From the entries below, copy out every line with "this" in it.
- Opening Delimiter -
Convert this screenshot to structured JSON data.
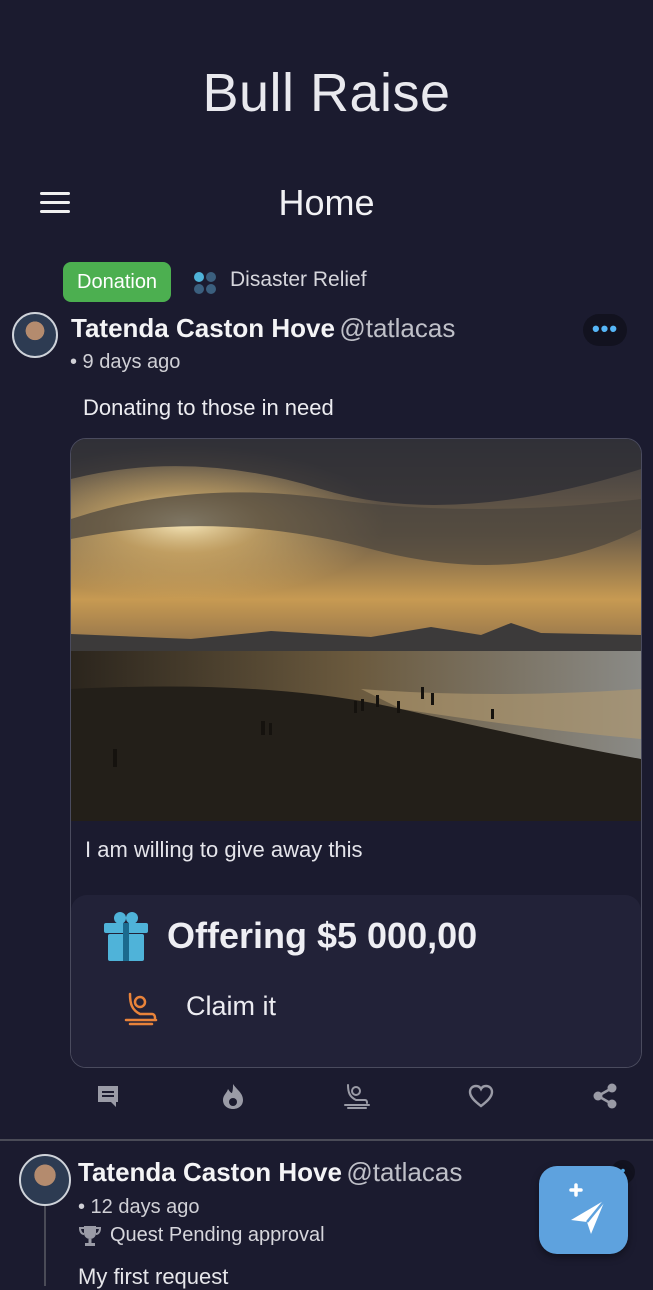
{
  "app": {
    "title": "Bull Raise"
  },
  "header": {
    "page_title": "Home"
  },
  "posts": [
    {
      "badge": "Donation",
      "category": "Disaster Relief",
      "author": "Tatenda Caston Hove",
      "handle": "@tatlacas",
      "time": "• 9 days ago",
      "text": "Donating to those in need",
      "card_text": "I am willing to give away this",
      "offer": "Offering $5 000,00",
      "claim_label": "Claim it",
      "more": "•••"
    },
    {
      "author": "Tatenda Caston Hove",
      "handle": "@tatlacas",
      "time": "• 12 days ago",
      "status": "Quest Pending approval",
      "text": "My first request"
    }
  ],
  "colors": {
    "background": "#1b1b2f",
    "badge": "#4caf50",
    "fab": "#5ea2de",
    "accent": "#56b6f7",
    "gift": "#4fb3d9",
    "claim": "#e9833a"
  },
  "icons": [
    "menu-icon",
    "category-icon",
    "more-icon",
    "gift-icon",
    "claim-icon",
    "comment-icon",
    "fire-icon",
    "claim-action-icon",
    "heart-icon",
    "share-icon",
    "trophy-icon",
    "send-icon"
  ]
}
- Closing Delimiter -
RESULT:
Convert this screenshot to structured JSON data.
      "card_text": "I am willing to give away this",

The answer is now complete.